She was barely a blip in Arizona's U.S. Senate race, with no rigorous campaign schedule, virtually no press operation and essentially no name identification.
She spent less than $1,000 during on her campaign, and was laid off in the process, she wrote on social media.
Angela Green's biggest moment of the election cycle came Tuesday night, as early results in the too-close-to-call race rolled in, and it appeared as though she was the only thing standing between a winner.
As of Wednesday, Green, the Green Party's candidate, pulled in 38,633 votes, with hundreds of thousands of votes outstanding. That number was double the difference of votes that stood between Republican candidate Martha McSally and Democratic candidate Kyrsten Sinema.
It's still unclear whether Green could serve as a spoiler in the still-uncalled race, where tens of millions of dollars have been spent by the candidates and their allies to win the seat that one-term incumbent U.S. Jeff Flake, R-Ariz., is vacating.
In the final stretch of the race, the state GOP sent campaign mailers to some Democrats that tied Green to Sen. Bernie Sanders, I-Vt., an apparent tactic to peel off left-leaning voters from Sinema, a former Green Party member and activist who ran her Senate campaign as a centrist Democrat.
Green, who could not be reached by The Arizona Republic Wednesday, was trying to fend off accusations that her candidacy may deny Democrats their first win to a Senate seat in three decades.
"No 3rd party candidate should have to endure accusations of being 'spoilers' just because the 'winner takes all' two party system is severely broken," Green's website said on Wednesday. "This is a complete travesty. It's time for change."
According to her website, yesweillmakeadifference.com, Green was born in Bangkok, Thailand, and is in her late 40s.
Her mom was a seamstress from Bangkok and her dad was a retired African-American Army veteran from Little Rock, Arkansas, who attended the University of Utah. She describes her cultural background as "Blasian, Black and Asian, or a 'Female Tiger Woods, who just doesn't golf ... yet."
Green attended the University of Utah, earning an accounting degree. As a single mother of two young boys, she at times used government assistance programs to help her family.
She later moved from Salt Lake City to Scottsdale, and over the years worked as an accounting manager and in the mortgage industry. She found a passion in helping families overcome hardships and hurdles to buy a home.
She started a hemp-related business with her sons, she wrote on her campaign website. Arizona Corporation Commission records show the limited liability corporation was formed in 2015, using a Chandler address that matches her voter-registration information.
In July 2017, Green was registered as a Democrat, registration records show.
She has been registered with the Green Party as of July 19, according to the Maricopa County Recorder's Office.
She garnered 389 votes during the Aug. 28 primary.
Policywise, Green's website said that people should receive "the same healthcare benefits and services" as elected officials, and that "our VA Vets, parents and grandparents" should get "the social security they need, and treated with dignity and respect in group homes and hospice."
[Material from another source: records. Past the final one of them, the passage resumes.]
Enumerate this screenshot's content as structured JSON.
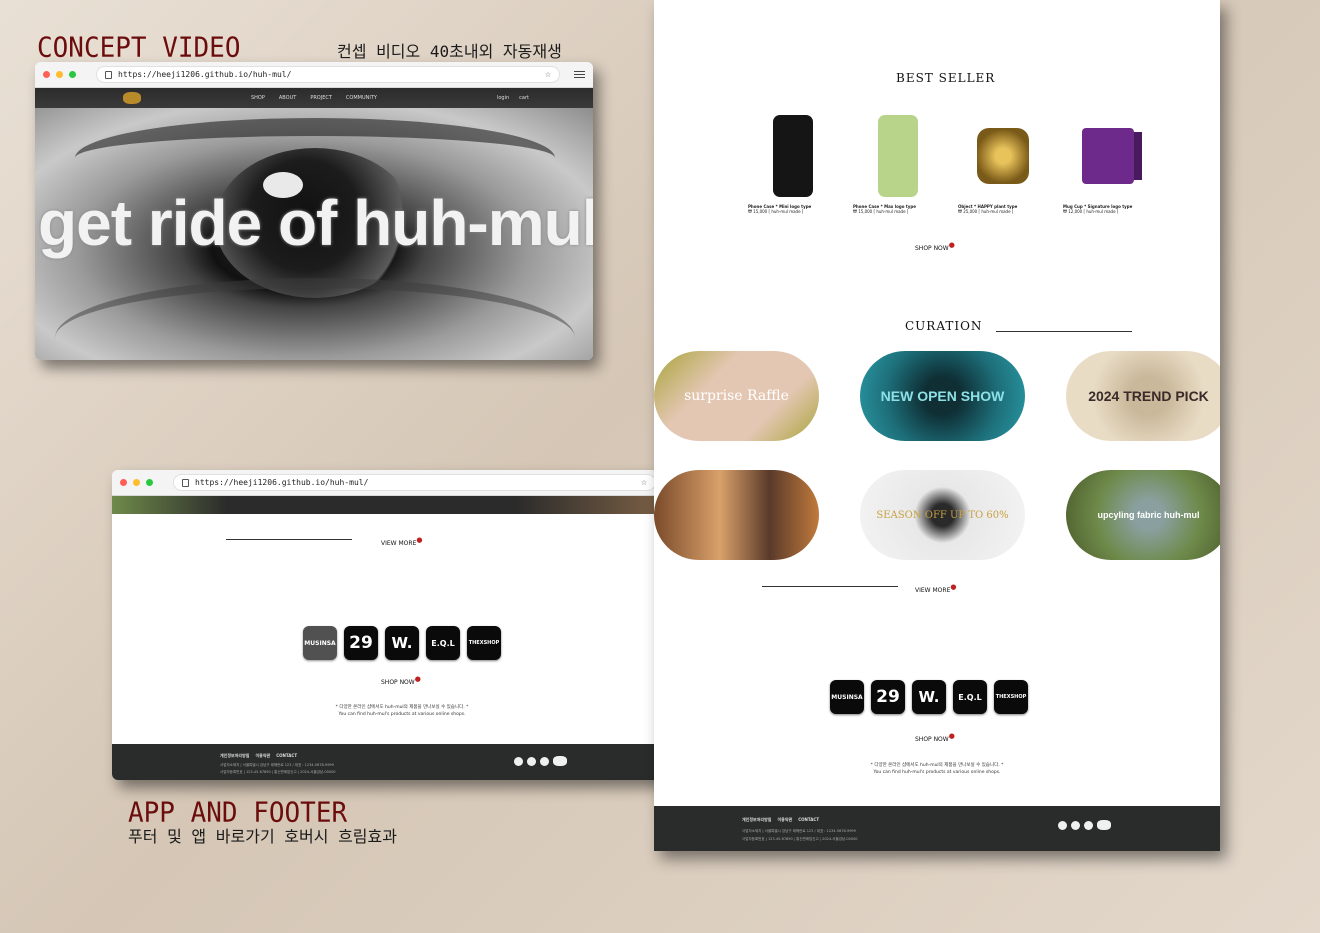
{
  "headings": {
    "concept_title": "CONCEPT VIDEO",
    "concept_sub": "컨셉 비디오 40초내외 자동재생",
    "app_title": "APP AND FOOTER",
    "app_sub": "푸터 및 앱 바로가기 호버시 흐림효과"
  },
  "browser": {
    "url": "https://heeji1206.github.io/huh-mul/",
    "url2": "https://heeji1206.github.io/huh-mul/"
  },
  "nav": {
    "items": [
      "SHOP",
      "ABOUT",
      "PROJECT",
      "COMMUNITY"
    ],
    "right": [
      "login",
      "cart"
    ]
  },
  "video": {
    "text": "get ride of huh-mul"
  },
  "best": {
    "title": "BEST SELLER",
    "products": [
      {
        "name": "Phone Case * Mini logo type",
        "price": "₩ 15,000 [ huh-mul made ]",
        "color": "#151515"
      },
      {
        "name": "Phone Case * Max logo type",
        "price": "₩ 15,000 [ huh-mul made ]",
        "color": "#b8d38a"
      },
      {
        "name": "Object * HAPPY plant type",
        "price": "₩ 25,000 [ huh-mul made ]",
        "color": "#b88a2a"
      },
      {
        "name": "Mug Cup * Signature logo type",
        "price": "₩ 12,000 [ huh-mul made ]",
        "color": "#6e2a8a"
      }
    ],
    "shop_now": "SHOP NOW"
  },
  "curation": {
    "title": "CURATION",
    "cards": [
      {
        "label": "surprise Raffle",
        "bg": "#e4c7b3"
      },
      {
        "label": "NEW OPEN SHOW",
        "bg": "#1d6f7a"
      },
      {
        "label": "2024 TREND PICK",
        "bg": "#e9dcc5"
      },
      {
        "label": "",
        "bg": "#c07a3c"
      },
      {
        "label": "SEASON OFF UP TO 60%",
        "bg": "#e8e8e8"
      },
      {
        "label": "upcyling fabric huh-mul",
        "bg": "#6e8a4a"
      }
    ],
    "view_more": "VIEW MORE"
  },
  "apps": [
    "MUSINSA",
    "29",
    "W.",
    "E.Q.L",
    "THEXSHOP"
  ],
  "shop_now2": "SHOP NOW",
  "note": {
    "kr": "* 다양한 온라인 샵에서도 huh-mul의 제품을 만나보실 수 있습니다. *",
    "en": "You can find huh-mul's products at various online shops."
  },
  "footer": {
    "links": [
      "개인정보처리방침",
      "이용약관",
      "CONTACT"
    ],
    "info1": "사업자소재지 | 서울특별시 강남구 테헤란로 123 / 대표 : 1234-5678-9999",
    "info2": "사업자등록번호 | 123-45-67890 | 통신판매업신고 | 2024-서울강남-00000"
  }
}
She supported the 20 percent pay increase for teachers, but said they deserve more. She pledged to defend programs such as the Deferred Action for Childhood Arrivals, which protects young adults who were brought to the United States as children from deportation and allows them to work here.
Green also supports programs that bolster student-loan forgiveness and programs such as music, arts and "holistic natural healing studies."
As one phase of the bitter race between McSally and Sinema began to close, Green announced she was suspending her campaign and was throwing her support to Sinema. But her name remained on the ballot, and as of Wednesday afternoon, she had scored 38,655 votes, or 2.24 percent of the votes counted so far.
By contrast, McSally stood at 850,980, or 49.34 percent while Sinema had 835,142, or 48.42 percent.
Green is facing intense criticism on social media potentially spoiling a win for Sinema.
"Hey Angela Green," one person wrote on Facebook, "Next time drop out of the race BEFORE ballots are printed! Seriously Arizona how does this happen??"
Sinema's campaign declined to comment on the notion that Green may have been a spoiler. McSally's spokesperson could not be reached for comment.
Although the major parties and casual observers tend to cast third-party candidates as villains, Republican consultant Kurt Davis dismissed the notion that the Senate race would have looked much different without Green.
Disaffected voters tend to not vote for the major-party candidates anyway, he said. Instead, they prefer to sit out the elections or vote for the minor candidates.
"It's an overblown theory" that Green could be a spoiler, said Davis, who is not affiliated with either campaign. "Most of those voters would have either chosen not to vote for either and if they didn't have that (Green Party) choice, they would have passed that race up on the ballot ... These are highly disaffected voters who don't like either of the parties.
"It's much ado about nothing."
Lisa Fernandez, a Democratic consultant, said it's too soon to tell whether Green ruined Sinema's chances. With so many votes still outstanding in Maricopa County, the state of play remains unclear.
"There are just so many votes that need to be counted, I don't know that we can say for certain why a candidate lost," she said.
Republic reporter Rob O'Dell contributed to this story.